Dear Blog Readers –
I am on a train headed back to Rome after a busy weekend bouncing around the Piedmont region of Italy with Italy’s Foreign Press Association’s “Gruppo Del Gusto” a sort of Culinary Club of journalists who travel around Italy visiting towns looking at local foods and food production, eating a lot and drinking quantities of good wine.
It has been an interesting experience being on a field trip with an eccentric bunch of 102 journalists from 28 countries – among them Turkey, Chile, Brazil, Pakistan, Holland, Serbia, Venezuela, Denmark, Japan, Lithuania and Australia…to name a few. Many of the journalists have already retired and have more time for these culinary adventures than I. Much to my amusement, among the group I believe we had a narcoleptic, a kleptomaniac (slip a truffle in your purse type), a loud complainer (why didn’t my bathroom have a bidet?? Why isn’t this castle heated properly?), a few verbose types (especially after too much Barolo) and an annoying, hyperactive blogger (me) who just had to know how much that truffle weighed. (The hyperactivity was due to my trying to counteract the alcohol with double espressos so I could keep focused.)
The destinations of the field trip were the towns of Alba and Asti which, in addition to being famous for their “marvelously ugly white truffles”, as someone described them to us, are known for their Barolo and Barbaresco red wines and sparkling white wines, the Asti DOCG. (We drank bottles and bottles of all of the above the past two days!)
What is a white truffle? It is a mushroom that grows under oak, poplar, willow, hazelnut and linden trees. We were told today that a white truffle cannot be cultivated, it is found by truffle hunters known as trifolao with special truffle-sniffing dogs. In Piedmont there are 4,000 licensed trifolao.
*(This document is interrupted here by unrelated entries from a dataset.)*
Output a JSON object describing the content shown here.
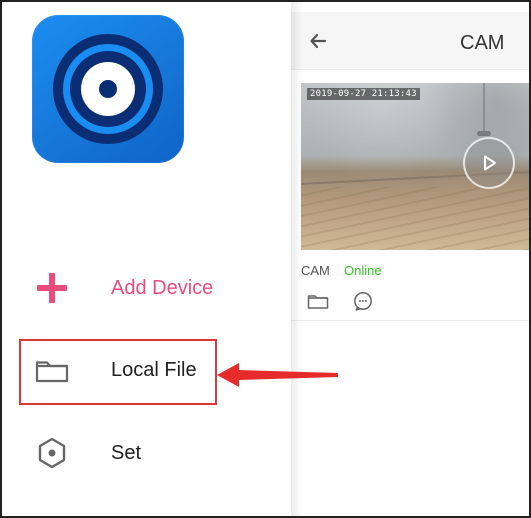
{
  "app": {
    "logo_icon": "eye-camera-logo",
    "colors": {
      "accent_pink": "#ea4c7c",
      "online_green": "#34c924",
      "highlight_red": "#d9383f",
      "logo_blue": "#1a8df2"
    }
  },
  "drawer": {
    "items": [
      {
        "label": "Add Device",
        "icon": "plus-icon"
      },
      {
        "label": "Local File",
        "icon": "folder-icon"
      },
      {
        "label": "Set",
        "icon": "settings-icon"
      }
    ]
  },
  "panel": {
    "title": "CAM",
    "back_icon": "back-arrow-icon"
  },
  "device": {
    "timestamp": "2019-09-27 21:13:43",
    "name": "CAM",
    "status": "Online",
    "play_icon": "play-icon",
    "actions": [
      {
        "icon": "folder-icon"
      },
      {
        "icon": "chat-icon"
      }
    ]
  }
}
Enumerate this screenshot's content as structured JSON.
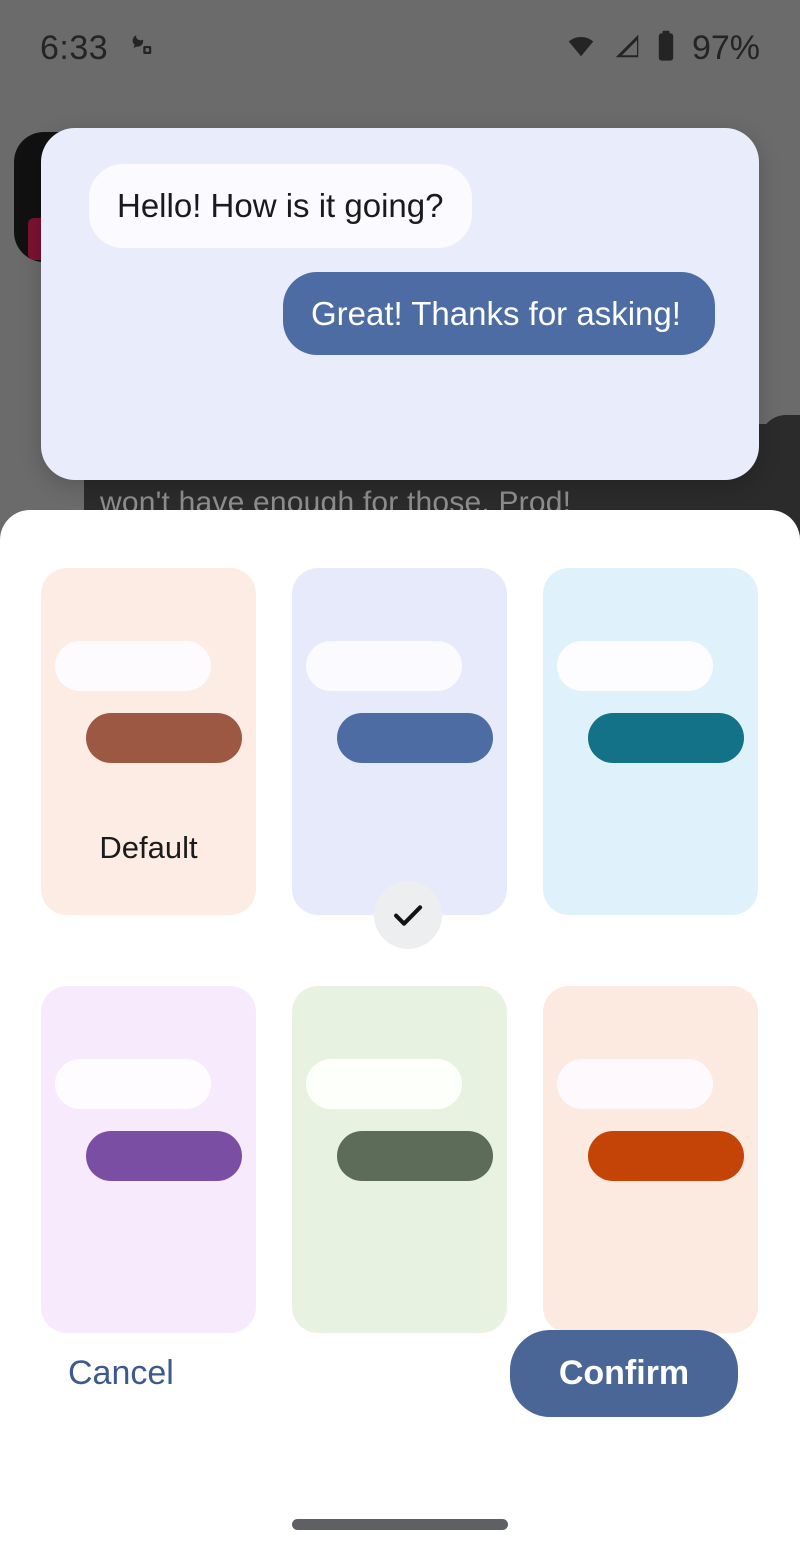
{
  "status_bar": {
    "time": "6:33",
    "battery_percent": "97%",
    "icons": [
      "app-notification-icon",
      "wifi-icon",
      "cellular-signal-icon",
      "battery-icon"
    ]
  },
  "background_app": {
    "clipped_text": "won't have enough for those. Prod!"
  },
  "preview_card": {
    "background_color": "#e9edfb",
    "incoming_message": "Hello! How is it going?",
    "outgoing_message": "Great! Thanks for asking!",
    "incoming_bubble_color": "#fbfaff",
    "outgoing_bubble_color": "#4d6ca3"
  },
  "sheet": {
    "themes": [
      {
        "id": "default",
        "label": "Default",
        "card_color": "#fcece4",
        "bubble_color": "#fdfbfd",
        "accent_color": "#9c5842",
        "selected": false
      },
      {
        "id": "blue",
        "label": "",
        "card_color": "#e6eafb",
        "bubble_color": "#fbfaff",
        "accent_color": "#4d6ca3",
        "selected": true
      },
      {
        "id": "teal",
        "label": "",
        "card_color": "#dff1fb",
        "bubble_color": "#fdfdff",
        "accent_color": "#137287",
        "selected": false
      },
      {
        "id": "purple",
        "label": "",
        "card_color": "#f7eafc",
        "bubble_color": "#fefcff",
        "accent_color": "#7a4fa3",
        "selected": false
      },
      {
        "id": "green",
        "label": "",
        "card_color": "#e8f2e0",
        "bubble_color": "#fdfffb",
        "accent_color": "#5d6c58",
        "selected": false
      },
      {
        "id": "orange",
        "label": "",
        "card_color": "#fce9e0",
        "bubble_color": "#fdf9fd",
        "accent_color": "#c44407",
        "selected": false
      }
    ],
    "selected_badge_icon": "check-icon",
    "cancel_label": "Cancel",
    "confirm_label": "Confirm",
    "cancel_color": "#3d5a8f",
    "confirm_color": "#4a6697"
  }
}
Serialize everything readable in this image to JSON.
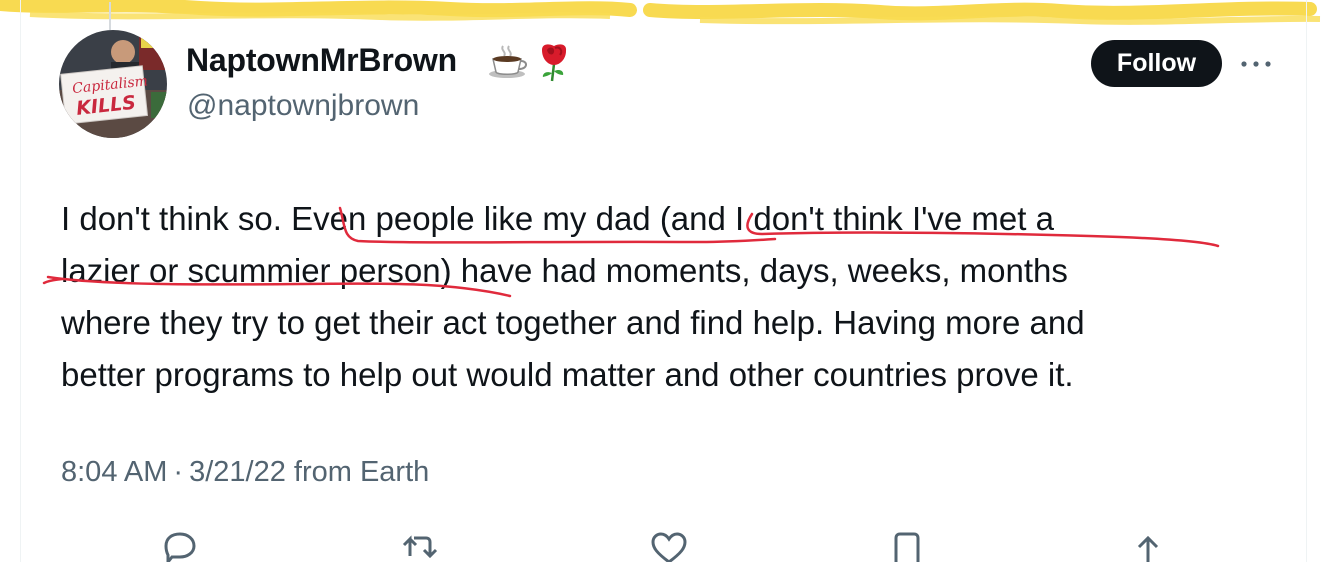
{
  "highlight_color": "#f7d332",
  "annotation_color": "#e02a3c",
  "user": {
    "display_name": "NaptownMrBrown",
    "emojis": [
      "coffee-icon",
      "rose-icon"
    ],
    "handle": "@naptownjbrown",
    "avatar_sign_text": "Capitalism KILLS"
  },
  "header": {
    "follow_label": "Follow",
    "more_icon": "more-horizontal-icon"
  },
  "tweet": {
    "lines": [
      "I don't think so. Even people like my dad (and I don't think I've met a",
      "lazier or scummier person) have had moments, days, weeks, months",
      "where they try to get their act together and find help. Having more and",
      "better programs to help out would matter and other countries prove it."
    ],
    "time": "8:04 AM",
    "date": "3/21/22",
    "source": "from Earth"
  },
  "actions": [
    "reply-icon",
    "retweet-icon",
    "like-icon",
    "bookmark-icon",
    "share-icon"
  ]
}
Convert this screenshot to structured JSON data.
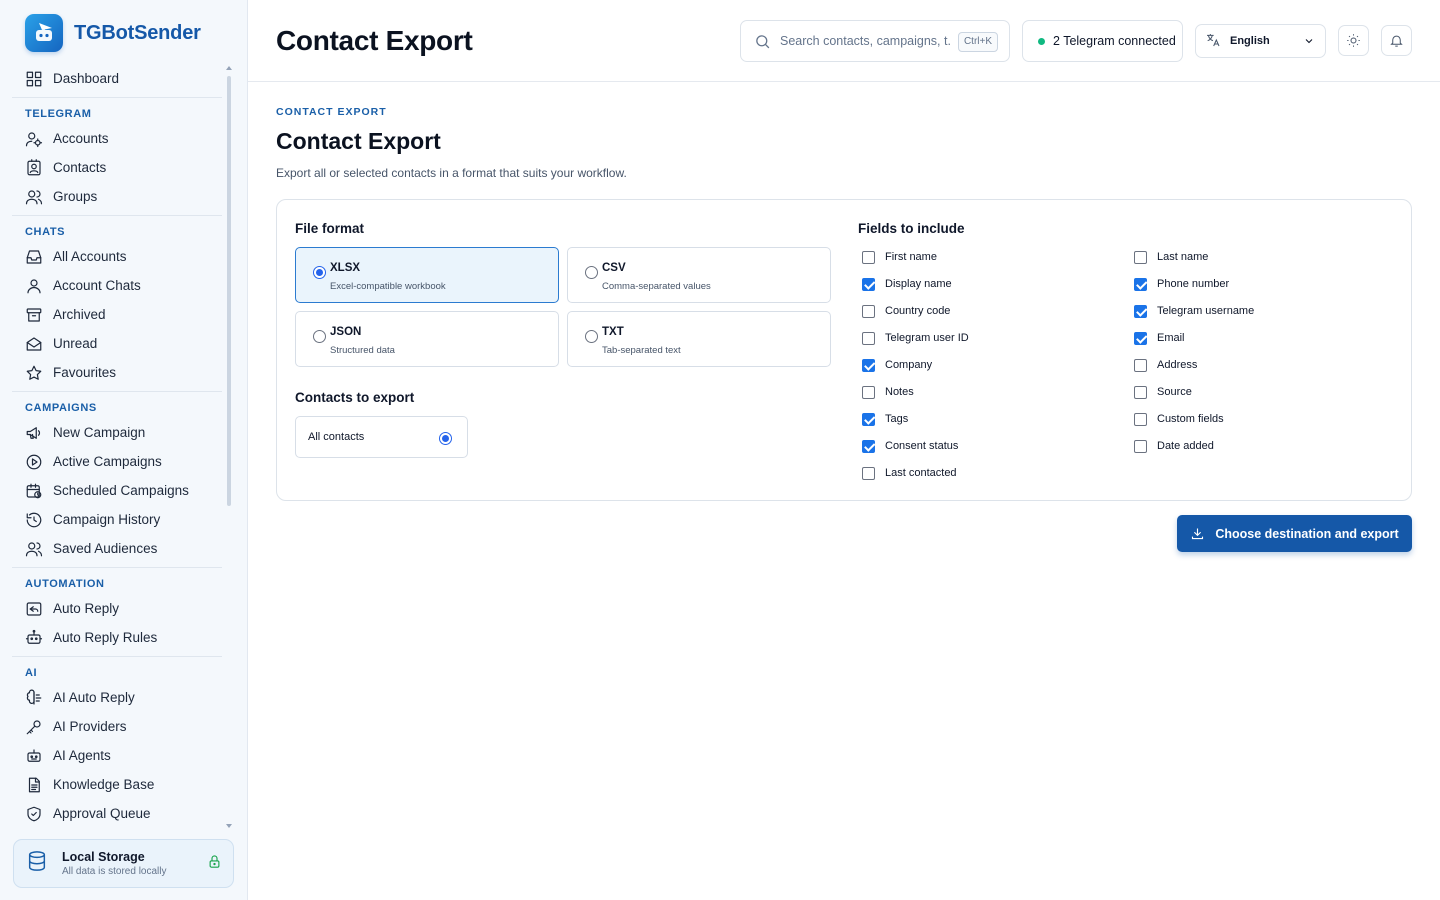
{
  "app": {
    "name": "TGBotSender"
  },
  "sidebar": {
    "dashboard": "Dashboard",
    "sections": [
      {
        "title": "TELEGRAM",
        "items": [
          {
            "label": "Accounts",
            "icon": "accounts-icon"
          },
          {
            "label": "Contacts",
            "icon": "contacts-icon"
          },
          {
            "label": "Groups",
            "icon": "groups-icon"
          }
        ]
      },
      {
        "title": "CHATS",
        "items": [
          {
            "label": "All Accounts",
            "icon": "inbox-icon"
          },
          {
            "label": "Account Chats",
            "icon": "user-icon"
          },
          {
            "label": "Archived",
            "icon": "archive-icon"
          },
          {
            "label": "Unread",
            "icon": "envelope-open-icon"
          },
          {
            "label": "Favourites",
            "icon": "star-icon"
          }
        ]
      },
      {
        "title": "CAMPAIGNS",
        "items": [
          {
            "label": "New Campaign",
            "icon": "megaphone-icon"
          },
          {
            "label": "Active Campaigns",
            "icon": "play-circle-icon"
          },
          {
            "label": "Scheduled Campaigns",
            "icon": "calendar-clock-icon"
          },
          {
            "label": "Campaign History",
            "icon": "history-icon"
          },
          {
            "label": "Saved Audiences",
            "icon": "audience-icon"
          }
        ]
      },
      {
        "title": "AUTOMATION",
        "items": [
          {
            "label": "Auto Reply",
            "icon": "reply-icon"
          },
          {
            "label": "Auto Reply Rules",
            "icon": "bot-icon"
          }
        ]
      },
      {
        "title": "AI",
        "items": [
          {
            "label": "AI Auto Reply",
            "icon": "brain-icon"
          },
          {
            "label": "AI Providers",
            "icon": "key-icon"
          },
          {
            "label": "AI Agents",
            "icon": "agent-icon"
          },
          {
            "label": "Knowledge Base",
            "icon": "document-icon"
          },
          {
            "label": "Approval Queue",
            "icon": "shield-check-icon"
          }
        ]
      }
    ],
    "storage": {
      "title": "Local Storage",
      "subtitle": "All data is stored locally"
    }
  },
  "header": {
    "title": "Contact Export",
    "search_placeholder": "Search contacts, campaigns, t...",
    "search_shortcut": "Ctrl+K",
    "telegram_status": "2 Telegram connected",
    "language": "English"
  },
  "main": {
    "eyebrow": "CONTACT EXPORT",
    "title": "Contact Export",
    "description": "Export all or selected contacts in a format that suits your workflow.",
    "file_format_title": "File format",
    "formats": [
      {
        "name": "XLSX",
        "desc": "Excel-compatible workbook",
        "selected": true
      },
      {
        "name": "CSV",
        "desc": "Comma-separated values",
        "selected": false
      },
      {
        "name": "JSON",
        "desc": "Structured data",
        "selected": false
      },
      {
        "name": "TXT",
        "desc": "Tab-separated text",
        "selected": false
      }
    ],
    "contacts_title": "Contacts to export",
    "contacts_option": "All contacts",
    "fields_title": "Fields to include",
    "fields_left": [
      {
        "label": "First name",
        "checked": false
      },
      {
        "label": "Display name",
        "checked": true
      },
      {
        "label": "Country code",
        "checked": false
      },
      {
        "label": "Telegram user ID",
        "checked": false
      },
      {
        "label": "Company",
        "checked": true
      },
      {
        "label": "Notes",
        "checked": false
      },
      {
        "label": "Tags",
        "checked": true
      },
      {
        "label": "Consent status",
        "checked": true
      },
      {
        "label": "Last contacted",
        "checked": false
      }
    ],
    "fields_right": [
      {
        "label": "Last name",
        "checked": false
      },
      {
        "label": "Phone number",
        "checked": true
      },
      {
        "label": "Telegram username",
        "checked": true
      },
      {
        "label": "Email",
        "checked": true
      },
      {
        "label": "Address",
        "checked": false
      },
      {
        "label": "Source",
        "checked": false
      },
      {
        "label": "Custom fields",
        "checked": false
      },
      {
        "label": "Date added",
        "checked": false
      }
    ],
    "export_button": "Choose destination and export"
  }
}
Apparently these truffle hunters are pretty sneaky people. They don’t want anyone to know where their precious truffles can be found so they go around with their dogs, usually mutts, at night with no light to guide them besides the moon. A trifolao at the truffle fair later explained to me that he keeps a muzzle on his dog, Bobi, and when he finds a truffle he is rewarded with a piece of bread. Bobi was busy last night and had discovered quite a few truffles that were on sale. (Note: the sign at the bottom of the photo says in Italian “Truffles found last night be Bobi, the dog! While you were sleeping…).
In a presentation at Alba’s City hall today, the head of the truffle consortium said that we were lucky to have arrived right after a period of rain followed by a full moon. So the truffle hunters had been out and about—along with the werewolves– digging up the precious nuggets.
The territory in which they can roam about hunting for truffles is almost unlimited, any public land in Piedmont.
As we drove around the areas of Langhe and Roero, vineyards stretched out across the hills in all directions. Apparently, the farmers in the region have been cutting down trees and planting vineyards for making profitable wines, so truffle hunters have reached an agreement with the farmers to keep the forested areas to save the trees under which the white truffles grow.
In the large tent of the Truffle Fair, stands lined the sides with vendors offering up the marvelously ugly white truffles, pulling them out from under glass cases for us to sniff. The going price is about 600 euros ($708) per 100 grams (3.5 ounces), so I was not doing much more than sniffing.
In addition to the truffles there were cheeses with truffles, pasta with truffles and salami with truffles.
This annual white truffle fair began in 1929 and over the years was promoted by their own “pioneer of marketing” from Alba, a man named Giacomo Morra. Morra made sure Italian embassies around the world had white truffles to serve. In 1951 he sent a giant white truffle to US President Harry Truman, and in 1954 Marilyn Monroe received a white truffle from the entrepreneurial Morra. Ronald Reagan, Winston Churchill and Gerard Depardieu were also among the lucky white truffle recipients.
Are truffles an aphrodisiac? I was not able to get a straight answer this weekend, but some people do believe that truffles are a potent aphrodisiac. Certainly, a white truffle would be much better for needy individuals than powder from a rhinoceros horn. Could that account for its popularity in Asia?
We were served a gala dinner in the Grinzane Cavour Castle during which the pasta and meat courses were followed by “uovo biologico in camicia con fonduta d’Alpeggio e Tartufo Bianco d’Alba” – poached egg with melted Alpeggio cheese and white truffle shavings.
For the past 18 years, the Truffle Consortium of Alba has been holding annual white truffle auctions. This year’s auction was held simultaneously in three locations – the Castle of Grinzane in Alba, Dubai and Hong Kong. An entrepreneur in Hong Kong paid 75,000 euros ($84,000) for the largest white truffle weighing 850 grams (1.8 pounds or 30 ounces). The consortium uses the earnings for charity related to the truffle industry.
Our train is going to arrive at 10:30pm in Rome and the crowd of quirky culinary club journalists will roll off the train, dragging their bags full of powerful smelling, marvelously ugly truffles home.